### What is expected
Give all the lines below again, exactly, with no pictures.

### Excerpts from an interface dataset
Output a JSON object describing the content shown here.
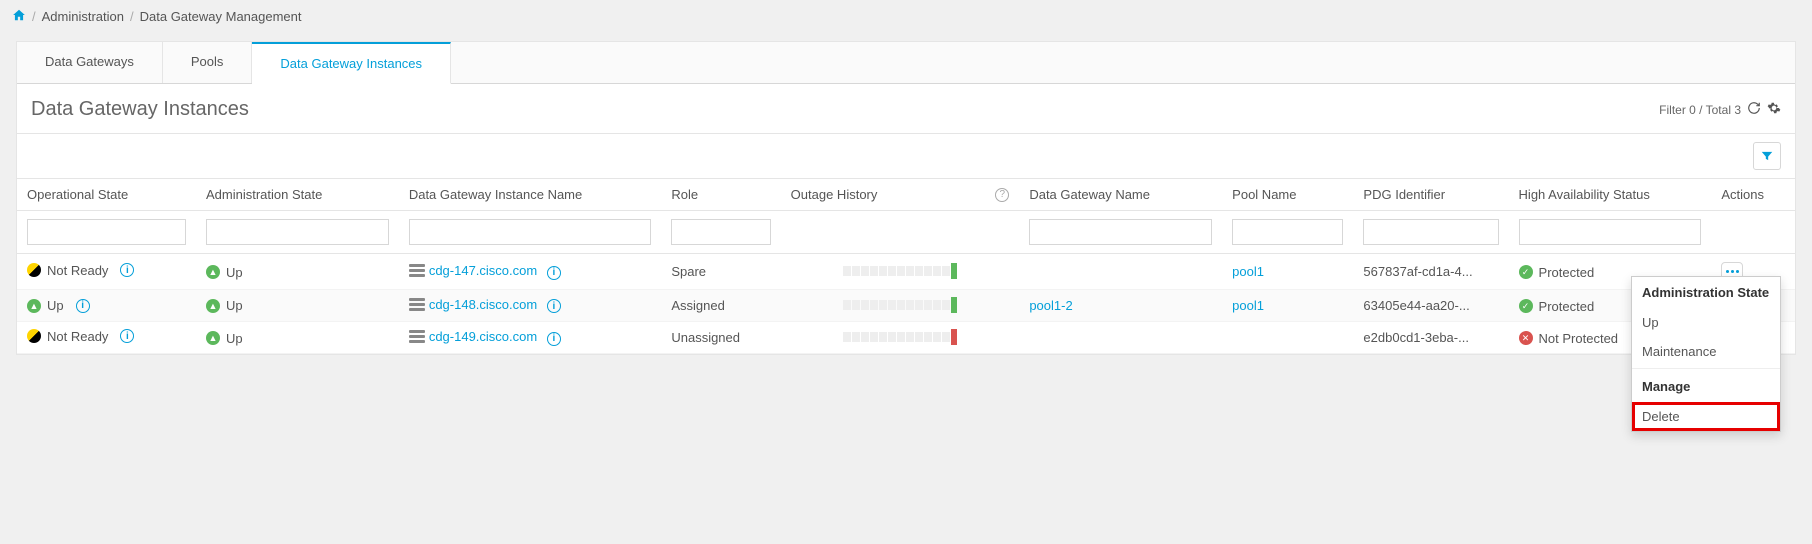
{
  "breadcrumb": {
    "home_label": "Home",
    "items": [
      "Administration",
      "Data Gateway Management"
    ]
  },
  "tabs": [
    {
      "label": "Data Gateways"
    },
    {
      "label": "Pools"
    },
    {
      "label": "Data Gateway Instances"
    }
  ],
  "section": {
    "title": "Data Gateway Instances",
    "filter_summary": "Filter 0 / Total 3"
  },
  "columns": {
    "op_state": "Operational State",
    "admin_state": "Administration State",
    "instance_name": "Data Gateway Instance Name",
    "role": "Role",
    "outage": "Outage History",
    "gw_name": "Data Gateway Name",
    "pool": "Pool Name",
    "pdg": "PDG Identifier",
    "ha": "High Availability Status",
    "actions": "Actions"
  },
  "rows": [
    {
      "op_state": {
        "icon": "notready",
        "label": "Not Ready"
      },
      "admin_state": {
        "icon": "up",
        "label": "Up"
      },
      "instance_name": "cdg-147.cisco.com",
      "role": "Spare",
      "outage_end": "green",
      "gw_name": "",
      "pool": "pool1",
      "pdg": "567837af-cd1a-4...",
      "ha": {
        "icon": "check",
        "label": "Protected"
      }
    },
    {
      "op_state": {
        "icon": "up",
        "label": "Up"
      },
      "admin_state": {
        "icon": "up",
        "label": "Up"
      },
      "instance_name": "cdg-148.cisco.com",
      "role": "Assigned",
      "outage_end": "green",
      "gw_name": "pool1-2",
      "pool": "pool1",
      "pdg": "63405e44-aa20-...",
      "ha": {
        "icon": "check",
        "label": "Protected"
      }
    },
    {
      "op_state": {
        "icon": "notready",
        "label": "Not Ready"
      },
      "admin_state": {
        "icon": "up",
        "label": "Up"
      },
      "instance_name": "cdg-149.cisco.com",
      "role": "Unassigned",
      "outage_end": "red",
      "gw_name": "",
      "pool": "",
      "pdg": "e2db0cd1-3eba-...",
      "ha": {
        "icon": "x",
        "label": "Not Protected"
      }
    }
  ],
  "dropdown": {
    "header1": "Administration State",
    "item_up": "Up",
    "item_maint": "Maintenance",
    "header2": "Manage",
    "item_delete": "Delete"
  }
}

### Task response
Output a JSON object describing the content shown here.
{
  "breadcrumb": {
    "home_label": "Home",
    "items": [
      "Administration",
      "Data Gateway Management"
    ]
  },
  "tabs": [
    {
      "label": "Data Gateways"
    },
    {
      "label": "Pools"
    },
    {
      "label": "Data Gateway Instances"
    }
  ],
  "section": {
    "title": "Data Gateway Instances",
    "filter_summary": "Filter 0 / Total 3"
  },
  "columns": {
    "op_state": "Operational State",
    "admin_state": "Administration State",
    "instance_name": "Data Gateway Instance Name",
    "role": "Role",
    "outage": "Outage History",
    "gw_name": "Data Gateway Name",
    "pool": "Pool Name",
    "pdg": "PDG Identifier",
    "ha": "High Availability Status",
    "actions": "Actions"
  },
  "rows": [
    {
      "op_state": {
        "icon": "notready",
        "label": "Not Ready"
      },
      "admin_state": {
        "icon": "up",
        "label": "Up"
      },
      "instance_name": "cdg-147.cisco.com",
      "role": "Spare",
      "outage_end": "green",
      "gw_name": "",
      "pool": "pool1",
      "pdg": "567837af-cd1a-4...",
      "ha": {
        "icon": "check",
        "label": "Protected"
      }
    },
    {
      "op_state": {
        "icon": "up",
        "label": "Up"
      },
      "admin_state": {
        "icon": "up",
        "label": "Up"
      },
      "instance_name": "cdg-148.cisco.com",
      "role": "Assigned",
      "outage_end": "green",
      "gw_name": "pool1-2",
      "pool": "pool1",
      "pdg": "63405e44-aa20-...",
      "ha": {
        "icon": "check",
        "label": "Protected"
      }
    },
    {
      "op_state": {
        "icon": "notready",
        "label": "Not Ready"
      },
      "admin_state": {
        "icon": "up",
        "label": "Up"
      },
      "instance_name": "cdg-149.cisco.com",
      "role": "Unassigned",
      "outage_end": "red",
      "gw_name": "",
      "pool": "",
      "pdg": "e2db0cd1-3eba-...",
      "ha": {
        "icon": "x",
        "label": "Not Protected"
      }
    }
  ],
  "dropdown": {
    "header1": "Administration State",
    "item_up": "Up",
    "item_maint": "Maintenance",
    "header2": "Manage",
    "item_delete": "Delete"
  }
}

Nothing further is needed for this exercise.